History of the ICYS

The full article...

Go back

In 1993 the representatives of Eotvos Lorand University, Budapest and the State University of Belarus, Minsk decided to organize together a conference for 14-18 year-old secondary school students. The aim of the organizers with organizing such a new type of a competition was to acquaint secondary school students with the methods of scientific research. This includes different phases of research work from the very beginning the pointing out the topic to the last step, summing up the results of the research in a foreign language-lecture.

The conference gives the challenging opportunity to the young scientists to get some feedback of the work with which they are just trying to deal, and to measure their strength in an international field.

During the years students from the following countries have participated in the Conference: Belarus, Czech Republic, Finland, Georgia, Germany, Greece, Hungary, India, Macedonia, Poland, Romania, Russia, Singapore, Slovakia, The Netherlands, Ukraine, United States of America, Yugoslavia.

The conference in Hungary (Visegrad, 1994, 1996, 1998), in Belarus (Baranovichi, 1995, 1997, 1999), in 2000 in The Netherlands, in Nijmegen, in 2001 in Poland, in Katowice, in 2002 in Georgia, in Kutaisi was organized respectively, in 2003 will be held in Czech Republic, in Prague. The first ICYS was in Visegrad in 1994. Then 70 lectures were presented by students from 5 countries. Hungarian organizers always come back to Visegrad, the competition become widely known as “Visegrad Conference”.

In 1996 the number of participants increased, 86 lecturers from 9 countries gave their lectures. The Conference every year becomes richer, new countries join to the competition. The Conference has a good reputation not only in the Middle European countries, but outside Europe too. This year we have an observer from Singapore, a country where the education receives from the government the highest financial support all over the world. This year we have more than 80 secondary school participants, and more than 70 lectures with wide variety of topics.
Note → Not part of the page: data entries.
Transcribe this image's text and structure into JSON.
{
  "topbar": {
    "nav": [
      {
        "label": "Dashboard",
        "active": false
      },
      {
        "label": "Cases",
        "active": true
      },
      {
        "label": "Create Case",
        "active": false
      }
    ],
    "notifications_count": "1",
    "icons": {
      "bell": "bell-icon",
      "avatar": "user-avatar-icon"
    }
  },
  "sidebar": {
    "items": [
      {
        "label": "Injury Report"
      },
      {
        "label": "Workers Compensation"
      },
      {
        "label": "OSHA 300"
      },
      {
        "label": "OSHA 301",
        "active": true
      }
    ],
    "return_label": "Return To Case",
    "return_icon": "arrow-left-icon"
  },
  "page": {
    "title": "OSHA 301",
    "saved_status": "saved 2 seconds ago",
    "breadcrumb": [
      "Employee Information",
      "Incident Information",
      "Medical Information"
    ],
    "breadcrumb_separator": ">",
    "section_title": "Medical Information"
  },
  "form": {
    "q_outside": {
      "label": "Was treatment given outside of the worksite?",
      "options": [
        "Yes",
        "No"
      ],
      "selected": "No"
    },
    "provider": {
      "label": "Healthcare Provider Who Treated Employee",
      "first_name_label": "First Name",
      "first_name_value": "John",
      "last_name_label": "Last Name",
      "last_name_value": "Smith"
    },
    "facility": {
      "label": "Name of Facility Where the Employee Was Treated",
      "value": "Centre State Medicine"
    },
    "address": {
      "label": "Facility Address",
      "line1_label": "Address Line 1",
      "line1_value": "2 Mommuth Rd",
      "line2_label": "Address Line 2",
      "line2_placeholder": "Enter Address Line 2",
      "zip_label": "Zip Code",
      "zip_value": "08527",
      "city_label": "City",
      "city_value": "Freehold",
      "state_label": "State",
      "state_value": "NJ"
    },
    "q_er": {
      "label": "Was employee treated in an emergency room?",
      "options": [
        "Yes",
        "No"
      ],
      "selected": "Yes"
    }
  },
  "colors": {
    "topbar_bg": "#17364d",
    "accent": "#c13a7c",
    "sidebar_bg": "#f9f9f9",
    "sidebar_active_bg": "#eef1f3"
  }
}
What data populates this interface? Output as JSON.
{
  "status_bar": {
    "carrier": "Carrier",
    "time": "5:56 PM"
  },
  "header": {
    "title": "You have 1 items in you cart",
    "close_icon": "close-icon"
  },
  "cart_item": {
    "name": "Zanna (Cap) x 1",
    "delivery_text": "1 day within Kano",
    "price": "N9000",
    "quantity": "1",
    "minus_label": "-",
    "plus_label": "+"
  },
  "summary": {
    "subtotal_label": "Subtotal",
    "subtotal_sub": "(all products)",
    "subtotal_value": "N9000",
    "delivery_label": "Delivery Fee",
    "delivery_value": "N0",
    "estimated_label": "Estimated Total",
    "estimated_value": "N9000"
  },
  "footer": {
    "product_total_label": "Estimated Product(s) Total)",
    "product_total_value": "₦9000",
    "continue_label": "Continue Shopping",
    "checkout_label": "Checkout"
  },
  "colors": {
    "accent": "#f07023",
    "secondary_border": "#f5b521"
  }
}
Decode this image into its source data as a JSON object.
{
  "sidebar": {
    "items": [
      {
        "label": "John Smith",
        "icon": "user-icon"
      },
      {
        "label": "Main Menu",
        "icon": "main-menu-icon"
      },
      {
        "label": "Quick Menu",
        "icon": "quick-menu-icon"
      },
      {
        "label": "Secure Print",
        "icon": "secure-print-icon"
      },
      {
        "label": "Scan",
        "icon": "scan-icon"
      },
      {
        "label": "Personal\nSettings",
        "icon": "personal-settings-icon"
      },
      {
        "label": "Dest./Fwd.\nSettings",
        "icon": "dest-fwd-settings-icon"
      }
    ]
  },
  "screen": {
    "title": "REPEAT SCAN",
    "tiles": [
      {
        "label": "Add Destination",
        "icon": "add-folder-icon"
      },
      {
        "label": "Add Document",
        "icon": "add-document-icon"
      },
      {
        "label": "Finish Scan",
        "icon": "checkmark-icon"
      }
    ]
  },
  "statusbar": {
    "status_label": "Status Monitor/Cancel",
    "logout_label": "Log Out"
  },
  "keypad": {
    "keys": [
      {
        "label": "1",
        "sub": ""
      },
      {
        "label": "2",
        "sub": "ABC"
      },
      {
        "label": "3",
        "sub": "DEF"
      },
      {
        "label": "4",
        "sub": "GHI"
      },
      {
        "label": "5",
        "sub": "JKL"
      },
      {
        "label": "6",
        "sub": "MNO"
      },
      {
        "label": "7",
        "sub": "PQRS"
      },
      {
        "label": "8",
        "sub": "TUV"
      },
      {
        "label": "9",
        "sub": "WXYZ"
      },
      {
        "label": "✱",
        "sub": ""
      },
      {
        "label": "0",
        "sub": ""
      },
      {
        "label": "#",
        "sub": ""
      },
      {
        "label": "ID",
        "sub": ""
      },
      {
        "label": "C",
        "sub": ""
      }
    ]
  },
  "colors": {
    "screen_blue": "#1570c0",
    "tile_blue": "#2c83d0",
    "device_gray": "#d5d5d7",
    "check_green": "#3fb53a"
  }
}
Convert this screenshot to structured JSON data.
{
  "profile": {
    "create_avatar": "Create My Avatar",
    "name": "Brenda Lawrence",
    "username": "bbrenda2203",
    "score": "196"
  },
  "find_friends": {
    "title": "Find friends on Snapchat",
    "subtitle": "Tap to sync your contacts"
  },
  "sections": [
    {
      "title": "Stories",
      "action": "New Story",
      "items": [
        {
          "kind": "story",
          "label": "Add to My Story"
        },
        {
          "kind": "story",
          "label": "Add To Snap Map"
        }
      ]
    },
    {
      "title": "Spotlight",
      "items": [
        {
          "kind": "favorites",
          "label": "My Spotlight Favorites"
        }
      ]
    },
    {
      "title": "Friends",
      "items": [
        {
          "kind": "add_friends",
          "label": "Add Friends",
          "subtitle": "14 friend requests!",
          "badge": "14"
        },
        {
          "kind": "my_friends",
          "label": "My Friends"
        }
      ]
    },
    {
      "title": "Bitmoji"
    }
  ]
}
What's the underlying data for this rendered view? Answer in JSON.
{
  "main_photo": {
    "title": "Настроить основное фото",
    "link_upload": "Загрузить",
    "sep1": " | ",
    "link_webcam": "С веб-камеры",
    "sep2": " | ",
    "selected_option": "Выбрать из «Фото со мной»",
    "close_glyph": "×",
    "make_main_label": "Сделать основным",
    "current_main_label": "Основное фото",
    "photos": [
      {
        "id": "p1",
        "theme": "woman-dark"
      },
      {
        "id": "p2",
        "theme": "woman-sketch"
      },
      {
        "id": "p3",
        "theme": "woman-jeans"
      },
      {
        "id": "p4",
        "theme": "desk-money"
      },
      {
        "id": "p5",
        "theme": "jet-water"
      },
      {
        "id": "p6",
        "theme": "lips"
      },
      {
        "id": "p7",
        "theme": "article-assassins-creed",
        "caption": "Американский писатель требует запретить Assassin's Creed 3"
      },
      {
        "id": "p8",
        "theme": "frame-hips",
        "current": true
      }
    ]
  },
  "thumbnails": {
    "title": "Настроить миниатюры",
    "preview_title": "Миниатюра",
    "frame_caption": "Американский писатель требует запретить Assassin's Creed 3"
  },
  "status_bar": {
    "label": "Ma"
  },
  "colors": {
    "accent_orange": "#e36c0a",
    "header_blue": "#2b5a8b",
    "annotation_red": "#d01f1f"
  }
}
We are convinced, that nowadays, during the permanently decreasing popularity of sciences a scientific event which attracts the young generation has special significance. Perhaps most of the participating students will later become students at various universities and will be researchers reporting at scientific conferences. This first appearance may be a decisive factor in their future scientific carreer.